* [SUPPLIED MATERIAL]

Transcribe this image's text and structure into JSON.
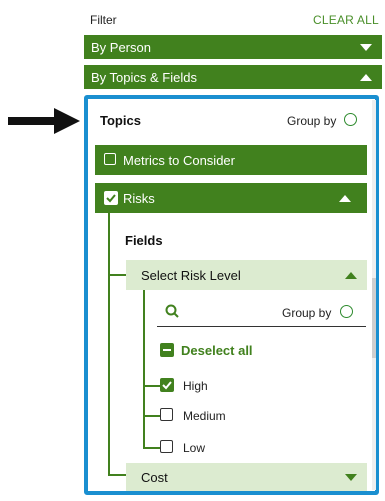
{
  "header": {
    "title": "Filter",
    "clear_all": "CLEAR ALL"
  },
  "sections": [
    {
      "label": "By Person",
      "expanded": false
    },
    {
      "label": "By Topics & Fields",
      "expanded": true
    }
  ],
  "topics": {
    "title": "Topics",
    "group_by": "Group by",
    "items": [
      {
        "label": "Metrics to Consider",
        "checked": false,
        "expanded": false
      },
      {
        "label": "Risks",
        "checked": true,
        "expanded": true
      }
    ]
  },
  "fields": {
    "title": "Fields",
    "items": [
      {
        "label": "Select Risk Level",
        "expanded": true
      },
      {
        "label": "Cost",
        "expanded": false
      }
    ]
  },
  "risk_level": {
    "search_placeholder": "",
    "group_by": "Group by",
    "deselect_all": "Deselect all",
    "options": [
      {
        "label": "High",
        "checked": true
      },
      {
        "label": "Medium",
        "checked": false
      },
      {
        "label": "Low",
        "checked": false
      }
    ]
  },
  "colors": {
    "primary_green": "#41811e",
    "light_green": "#dcebd0",
    "highlight_border": "#1a8fd0",
    "arrow": "#111111"
  },
  "icons": [
    "pointer-arrow-icon",
    "caret-down-icon",
    "caret-up-icon",
    "search-icon",
    "checkbox-checked-icon",
    "checkbox-empty-icon",
    "minus-icon",
    "radio-icon"
  ]
}
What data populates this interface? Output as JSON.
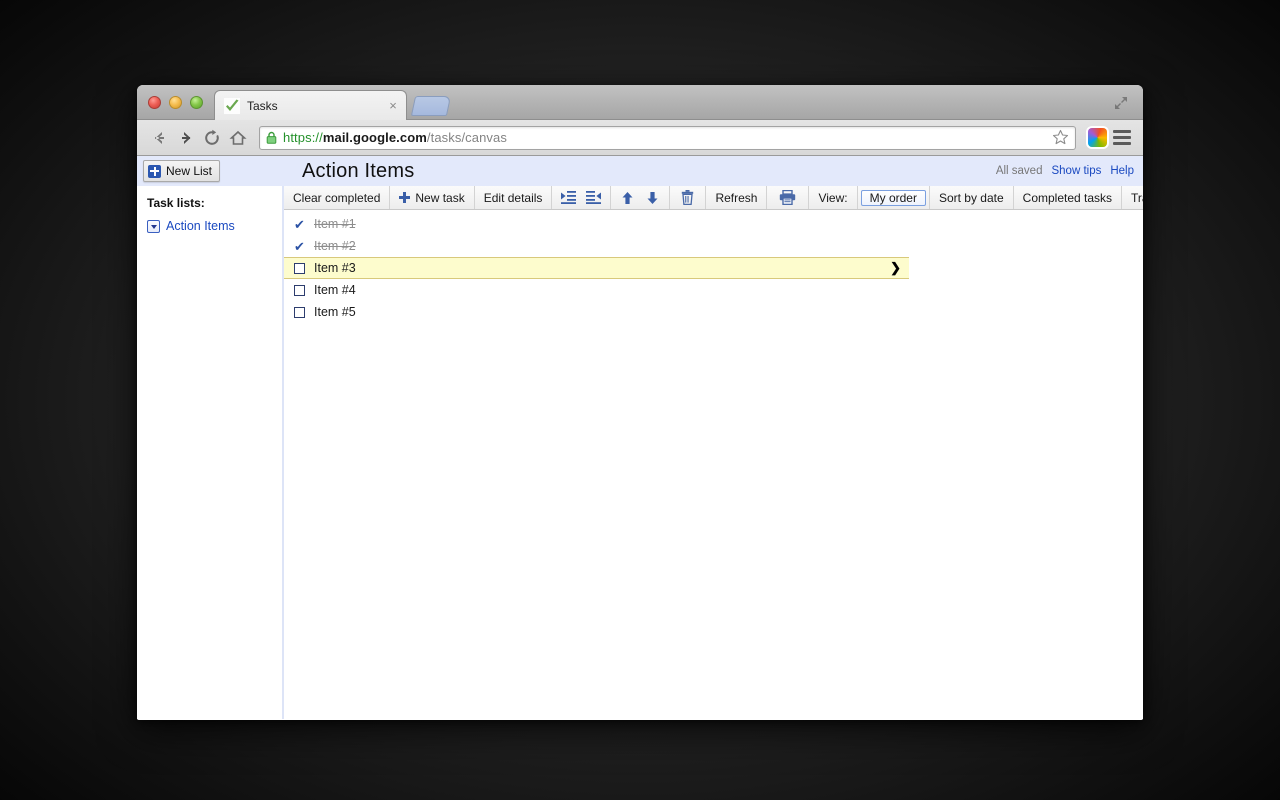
{
  "browser": {
    "tab": {
      "title": "Tasks",
      "favicon": "green-check-favicon",
      "close_label": "×"
    },
    "nav": {
      "back": "←",
      "forward": "→",
      "reload": "⟳",
      "home": "⌂"
    },
    "omnibox": {
      "scheme": "https",
      "separator": "://",
      "host": "mail.google.com",
      "path": "/tasks/canvas",
      "full_url": "https://mail.google.com/tasks/canvas",
      "secure_icon": "lock-icon",
      "bookmark_icon": "star-icon",
      "extension_icon": "cube-extension-icon",
      "menu_icon": "hamburger-menu-icon"
    },
    "window_controls": {
      "close": "close",
      "minimize": "minimize",
      "zoom": "zoom"
    },
    "maximize_icon": "fullscreen-arrows-icon"
  },
  "header": {
    "new_list_label": "New List",
    "list_title": "Action Items",
    "saved_status": "All saved",
    "show_tips": "Show tips",
    "help": "Help"
  },
  "sidebar": {
    "heading": "Task lists:",
    "items": [
      {
        "label": "Action Items",
        "caret_icon": "chevron-down-icon"
      }
    ]
  },
  "toolbar": {
    "clear_completed": "Clear completed",
    "new_task": "New task",
    "edit_details": "Edit details",
    "indent_icon": "indent-icon",
    "outdent_icon": "outdent-icon",
    "move_up_icon": "arrow-up-icon",
    "move_down_icon": "arrow-down-icon",
    "delete_icon": "trash-icon",
    "refresh": "Refresh",
    "print_icon": "printer-icon",
    "view_label": "View:",
    "my_order": "My order",
    "sort_by_date": "Sort by date",
    "completed_tasks": "Completed tasks",
    "trash": "Trash",
    "selected_view": "My order"
  },
  "tasks": [
    {
      "text": "Item #1",
      "done": true,
      "highlighted": false
    },
    {
      "text": "Item #2",
      "done": true,
      "highlighted": false
    },
    {
      "text": "Item #3",
      "done": false,
      "highlighted": true,
      "arrow": "❯"
    },
    {
      "text": "Item #4",
      "done": false,
      "highlighted": false
    },
    {
      "text": "Item #5",
      "done": false,
      "highlighted": false
    }
  ],
  "colors": {
    "header_bg": "#e3e9fb",
    "link_blue": "#1a49c0",
    "highlight_yellow": "#fdfccd",
    "check_blue": "#2b52a5",
    "secure_green": "#24912b"
  }
}
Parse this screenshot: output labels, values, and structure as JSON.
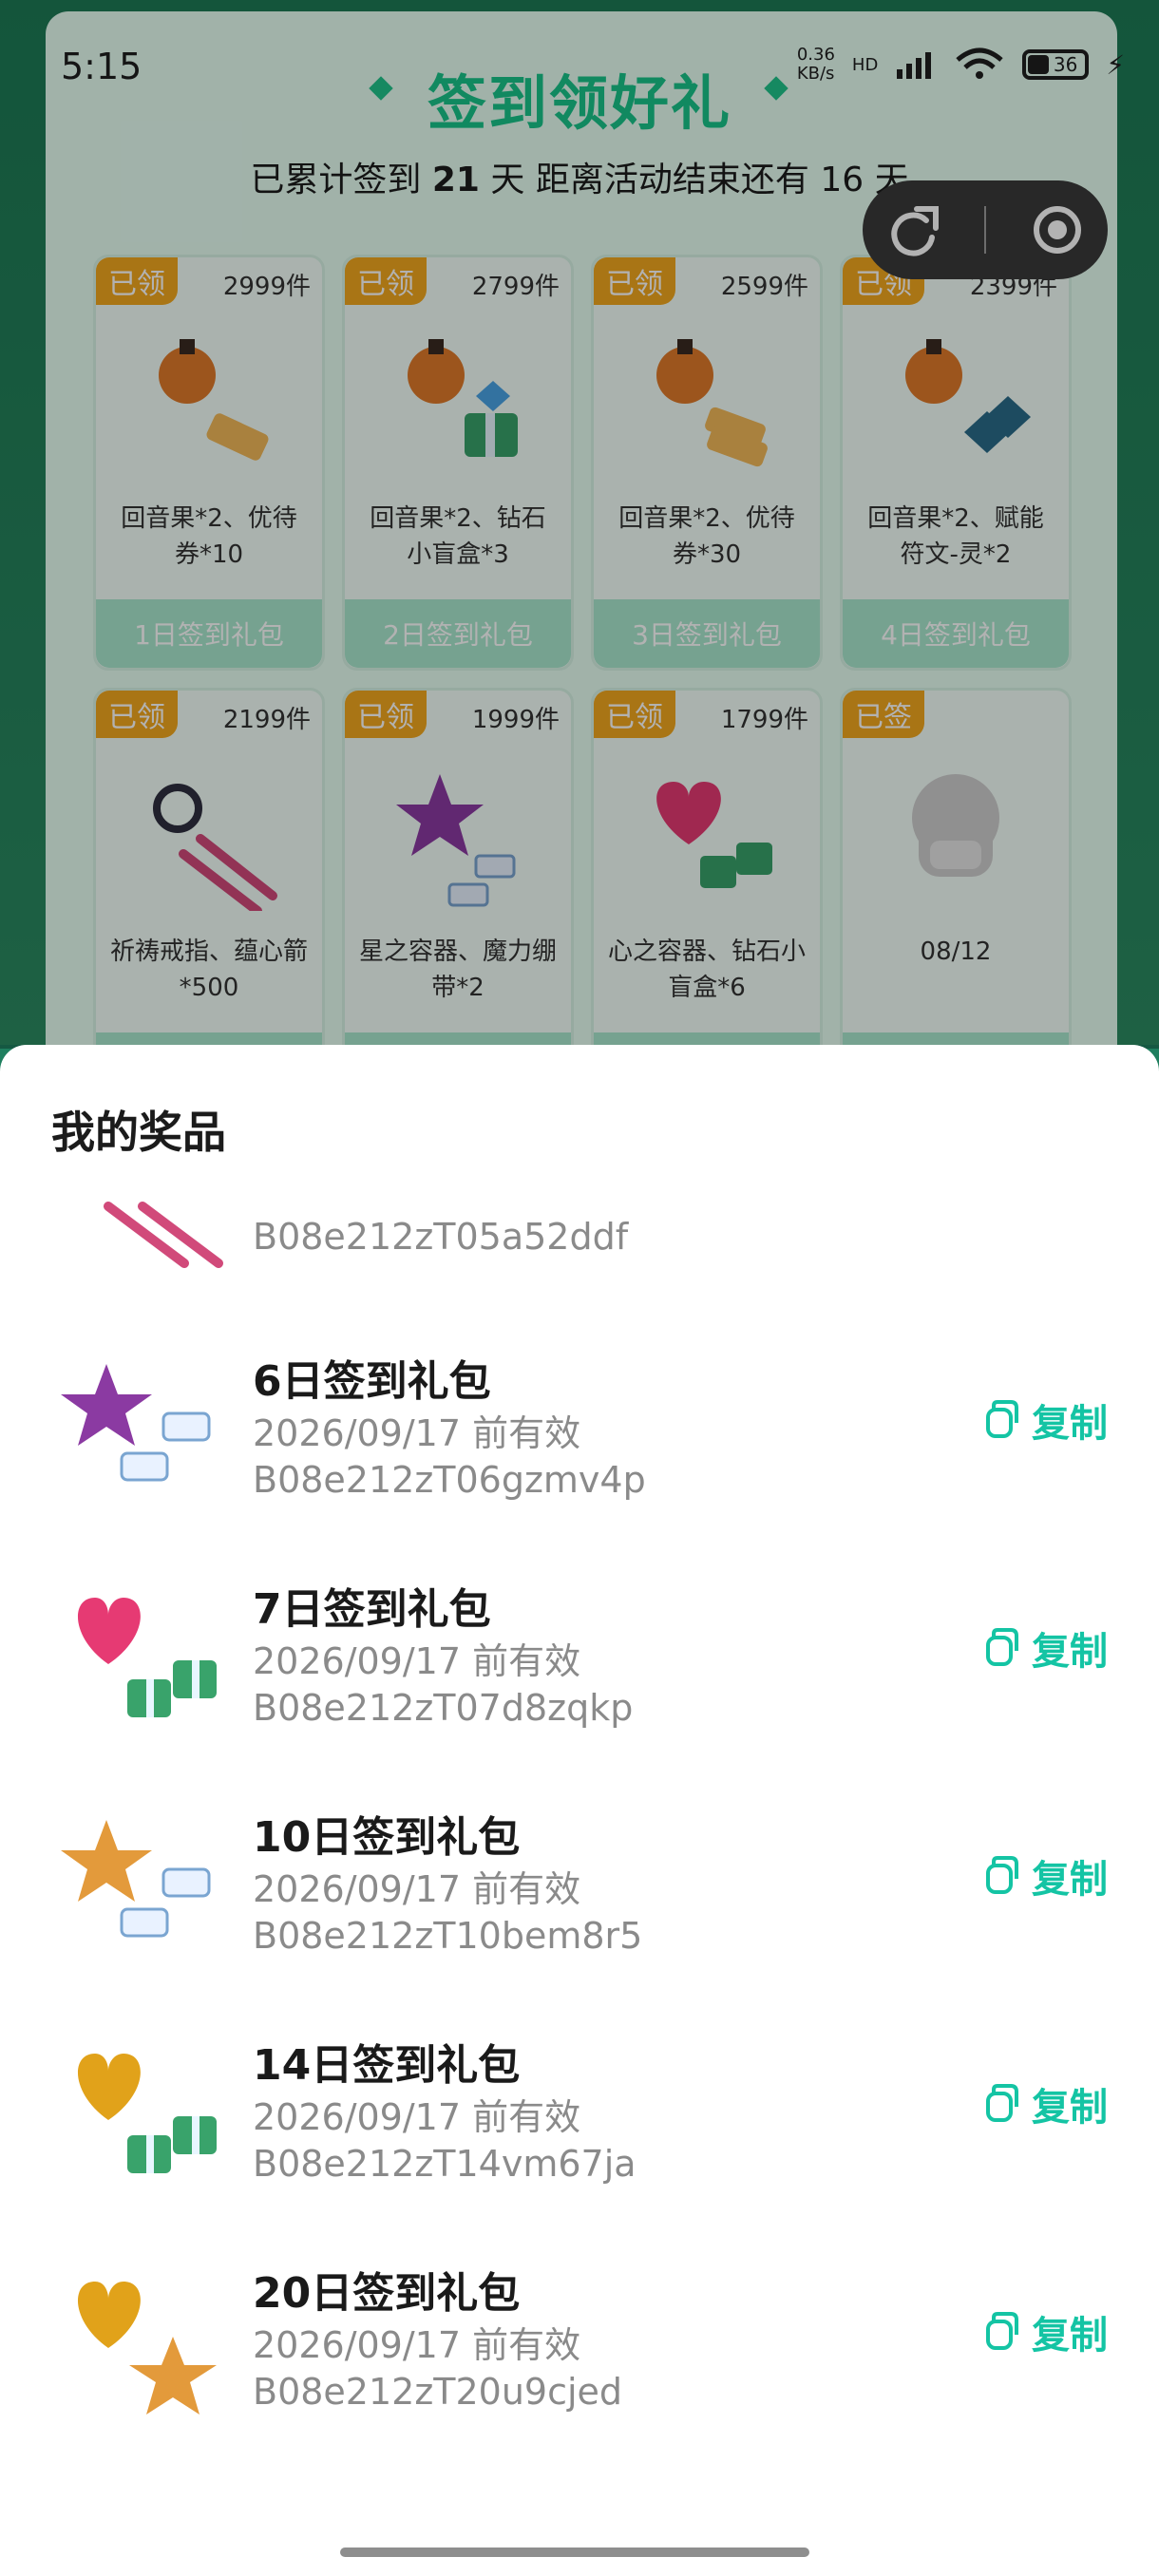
{
  "status_bar": {
    "time": "5:15",
    "speed": "0.36\nKB/s",
    "hd": "HD",
    "battery": "36"
  },
  "background": {
    "title": "签到领好礼",
    "subtitle_prefix": "已累计签到 ",
    "days": "21",
    "subtitle_mid": " 天  距离活动结束还有 ",
    "remaining": "16",
    "subtitle_suffix": " 天",
    "gifts": [
      {
        "tag": "已领",
        "count": "2999件",
        "desc": "回音果*2、优待券*10",
        "foot": "1日签到礼包"
      },
      {
        "tag": "已领",
        "count": "2799件",
        "desc": "回音果*2、钻石小盲盒*3",
        "foot": "2日签到礼包"
      },
      {
        "tag": "已领",
        "count": "2599件",
        "desc": "回音果*2、优待券*30",
        "foot": "3日签到礼包"
      },
      {
        "tag": "已领",
        "count": "2399件",
        "desc": "回音果*2、赋能符文-灵*2",
        "foot": "4日签到礼包"
      },
      {
        "tag": "已领",
        "count": "2199件",
        "desc": "祈祷戒指、蕴心箭*500",
        "foot": ""
      },
      {
        "tag": "已领",
        "count": "1999件",
        "desc": "星之容器、魔力绷带*2",
        "foot": ""
      },
      {
        "tag": "已领",
        "count": "1799件",
        "desc": "心之容器、钻石小盲盒*6",
        "foot": ""
      },
      {
        "tag": "已签",
        "count": "",
        "desc": "08/12",
        "foot": ""
      }
    ]
  },
  "sheet": {
    "title": "我的奖品",
    "partial_code": "B08e212zT05a52ddf",
    "items": [
      {
        "title": "6日签到礼包",
        "date": "2026/09/17 前有效",
        "code": "B08e212zT06gzmv4p",
        "copy": "复制",
        "icon": "purple-star-and-bandages"
      },
      {
        "title": "7日签到礼包",
        "date": "2026/09/17 前有效",
        "code": "B08e212zT07d8zqkp",
        "copy": "复制",
        "icon": "pink-heart-and-gift-boxes"
      },
      {
        "title": "10日签到礼包",
        "date": "2026/09/17 前有效",
        "code": "B08e212zT10bem8r5",
        "copy": "复制",
        "icon": "gold-star-and-bandages"
      },
      {
        "title": "14日签到礼包",
        "date": "2026/09/17 前有效",
        "code": "B08e212zT14vm67ja",
        "copy": "复制",
        "icon": "gold-heart-and-gift-boxes"
      },
      {
        "title": "20日签到礼包",
        "date": "2026/09/17 前有效",
        "code": "B08e212zT20u9cjed",
        "copy": "复制",
        "icon": "gold-heart-and-gold-star"
      }
    ]
  },
  "colors": {
    "accent_green": "#19c58a",
    "copy_teal": "#14c4a4",
    "tag_orange": "#f3a81f"
  }
}
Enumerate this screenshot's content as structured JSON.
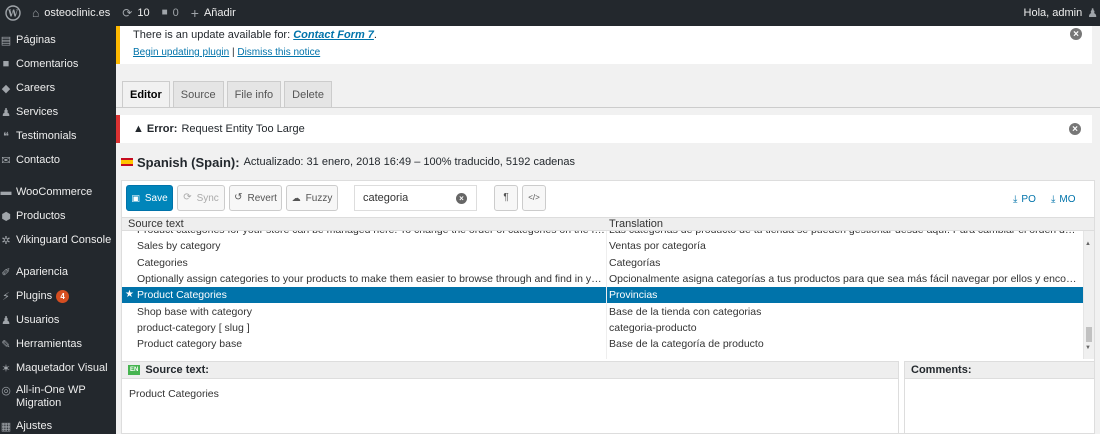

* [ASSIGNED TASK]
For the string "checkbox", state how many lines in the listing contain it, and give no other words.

* [SOLUTION FOR THIS EXERCISE]
2